Obligation to Obtain Personnel Lending License

As a matter of Swiss law, any employer who hires out employees to a third party (so-called personnel lending) must in principle obtain a license. Personnel lending provided without the required license is prohibited.

Generally, the obligation to obtain a personnel lending license is triggered whenever the right to give substantial instructions to an employee is delegated to a third party (host company) while the employment remains with the formal employer. By way of exception from the general rule, personnel lending has under certain circumstances historically been exempt from the obligation to obtain a license, namely (i) if the personnel lending is only occasional, (ii) if the only person to be hired out owns the employer entity, or (iii) if the personnel lending is provided within one and the same group of companies. While the first two exceptions are provided for by statutory law, the exception for intra-group personnel lending was based on the previous official guidance given by the Swiss State Secretariat for Economic Affairs SECO (SECO).

On 20 June 2017, SECO published new directives to the cantonal labour offices, in which SECO now deviates from its former position exempting intra-group personnel lending from the license requirement. According to these new directives, any form of personnel lending will now generally require a license, even within a group of companies. In other words, if an employee is detached to render services to another entity within a group of companies, this will now in principle require a license. According to SECO, an exception is still available on a case-by-case basis provided that the intra-group personnel lending

  1. exclusively serves the purpose of providing technical, linguistic or other experience to the employee being hired out;
  2. serves the knowledge transfer within the group; or
  3. is only occasional and, therefore, is exempt based on the general criteria.

Based on these new directives, the third exemption previously recognized by SECO has now essentially been revoked. The two remaining exemptions concerning occasional personnel lending and self-owned businesses are however not affected and remain in effect.

SECO’s new position intends to protect the employees because the link of the employee to the formal employer often is only weak also because the minimum statutory notice periods are much shorter in personnel lending situations. While SECO’s directives are not binding, it seems likely that the courts will follow SECO’s new position. However, there is at least hope that the courts will take a more liberal stance when the link between the employee and the formal employer is more intense than it would be to the host company, e.g. in instances where the employee is employed by a local operative company but where the employee’s manager is employed in a different group company which may even be located abroad.
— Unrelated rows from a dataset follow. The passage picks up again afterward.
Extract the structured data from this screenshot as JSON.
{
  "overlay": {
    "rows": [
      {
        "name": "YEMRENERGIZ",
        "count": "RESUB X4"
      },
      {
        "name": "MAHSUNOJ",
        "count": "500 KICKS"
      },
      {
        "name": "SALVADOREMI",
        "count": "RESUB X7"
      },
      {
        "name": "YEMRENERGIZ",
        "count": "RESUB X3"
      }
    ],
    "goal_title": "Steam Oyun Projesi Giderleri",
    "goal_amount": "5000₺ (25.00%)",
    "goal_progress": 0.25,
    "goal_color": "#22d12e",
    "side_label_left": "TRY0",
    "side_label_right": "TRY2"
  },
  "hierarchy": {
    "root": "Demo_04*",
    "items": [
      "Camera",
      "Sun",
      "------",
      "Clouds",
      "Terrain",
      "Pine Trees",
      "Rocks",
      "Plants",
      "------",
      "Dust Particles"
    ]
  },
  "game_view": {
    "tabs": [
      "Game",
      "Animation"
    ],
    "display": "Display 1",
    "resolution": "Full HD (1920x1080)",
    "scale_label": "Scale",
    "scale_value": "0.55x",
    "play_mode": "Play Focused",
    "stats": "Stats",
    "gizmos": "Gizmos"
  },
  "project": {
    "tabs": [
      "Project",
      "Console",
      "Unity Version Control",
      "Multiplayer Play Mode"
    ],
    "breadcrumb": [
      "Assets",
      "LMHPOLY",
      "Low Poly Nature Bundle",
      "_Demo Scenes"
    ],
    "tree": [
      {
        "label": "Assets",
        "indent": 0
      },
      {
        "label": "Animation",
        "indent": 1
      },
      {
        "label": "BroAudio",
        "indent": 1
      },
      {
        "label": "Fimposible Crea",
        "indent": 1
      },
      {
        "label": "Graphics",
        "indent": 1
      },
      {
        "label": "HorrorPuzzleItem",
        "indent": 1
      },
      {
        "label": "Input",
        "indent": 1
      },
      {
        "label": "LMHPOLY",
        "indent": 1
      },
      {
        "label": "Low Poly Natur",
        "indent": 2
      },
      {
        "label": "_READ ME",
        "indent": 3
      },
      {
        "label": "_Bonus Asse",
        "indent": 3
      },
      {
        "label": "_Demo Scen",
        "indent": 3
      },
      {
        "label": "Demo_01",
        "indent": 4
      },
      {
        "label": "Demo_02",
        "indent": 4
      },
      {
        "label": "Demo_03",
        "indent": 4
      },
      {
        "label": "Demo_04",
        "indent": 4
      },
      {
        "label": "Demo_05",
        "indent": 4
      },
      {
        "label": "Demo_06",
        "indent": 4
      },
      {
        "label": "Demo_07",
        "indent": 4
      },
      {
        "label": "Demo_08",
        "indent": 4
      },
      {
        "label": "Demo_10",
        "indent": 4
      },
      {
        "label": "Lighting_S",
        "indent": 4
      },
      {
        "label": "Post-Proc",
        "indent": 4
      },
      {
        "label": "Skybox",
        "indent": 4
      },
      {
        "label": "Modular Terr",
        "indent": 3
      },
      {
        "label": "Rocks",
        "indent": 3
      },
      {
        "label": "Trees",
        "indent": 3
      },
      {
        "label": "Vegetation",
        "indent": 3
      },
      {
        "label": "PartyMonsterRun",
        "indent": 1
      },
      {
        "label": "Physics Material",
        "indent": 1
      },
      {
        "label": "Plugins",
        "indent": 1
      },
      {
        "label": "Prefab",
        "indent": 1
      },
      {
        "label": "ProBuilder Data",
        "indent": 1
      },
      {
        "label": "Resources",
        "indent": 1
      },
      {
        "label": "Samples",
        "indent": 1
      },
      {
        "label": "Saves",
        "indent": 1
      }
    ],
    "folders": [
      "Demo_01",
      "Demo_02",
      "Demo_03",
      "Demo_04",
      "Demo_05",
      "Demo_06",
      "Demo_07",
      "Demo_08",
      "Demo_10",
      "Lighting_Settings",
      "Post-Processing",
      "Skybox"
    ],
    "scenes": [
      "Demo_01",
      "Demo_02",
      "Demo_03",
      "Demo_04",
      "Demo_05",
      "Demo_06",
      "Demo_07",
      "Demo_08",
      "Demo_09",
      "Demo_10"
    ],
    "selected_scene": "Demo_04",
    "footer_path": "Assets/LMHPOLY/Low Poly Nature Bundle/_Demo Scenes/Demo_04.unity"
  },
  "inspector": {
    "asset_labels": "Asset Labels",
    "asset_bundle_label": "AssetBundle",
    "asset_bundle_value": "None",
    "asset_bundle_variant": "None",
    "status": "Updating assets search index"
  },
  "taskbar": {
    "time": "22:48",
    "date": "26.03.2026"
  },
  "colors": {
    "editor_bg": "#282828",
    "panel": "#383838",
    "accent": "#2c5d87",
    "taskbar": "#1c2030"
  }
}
In this scenario, it is completely aleatory which entity employs the manager and the employee will usually have a much closer connection to its formal employer than to the manager’s employer. Therefore, there are in our view at least good reasons to exclude these types of scenarios from the requirement to obtain a license even though it remains to be seen whether the courts will follow this line of argument.

Requirements to Obtain Personnel Lending License

To obtain a license, the employer

  1. needs to be registered in the Swiss commercial register;
  2. needs to have adequate business premises;
  3. must not conduct any other business which could jeopardize the interests of employees or host company;
  4. needs to have a Swiss or EEA citizen or a foreigner having the right of permanent establishment (C-permit) as responsible person for the personnel lending who guarantees for a proper personnel lending and has a clean criminal register; and
  5. has to place a bond of CHF 50,000 (which increases to CHF 100,000 if the employer hires out employees during more than 60,000 hours in a year) and of an additional CHF 50,000 if the employer hires out employees to host companies abroad.

Sanctions in Case of Non-Compliance

If an entity does not hold the required license even though the license requirement applies, the responsible persons (board members, HR manager) within that entity can be personally sanctioned with a fine of up to CHF 100,000. Equally, the responsible person within the host company can personally be fined up to CHF 40,000. In certain cases the company can be fined directly up to CHF 5,000.

Conclusions

SECO’s new directives have far-reaching consequences for groups of companies that are active in Switzerland. Whenever employees working in Switzerland or being employed by a Swiss employer receive their instructions from another group company, the situation needs to be thoroughly analysed in order to avoid liability risks for the company and for the responsible individuals.

Explore More Insight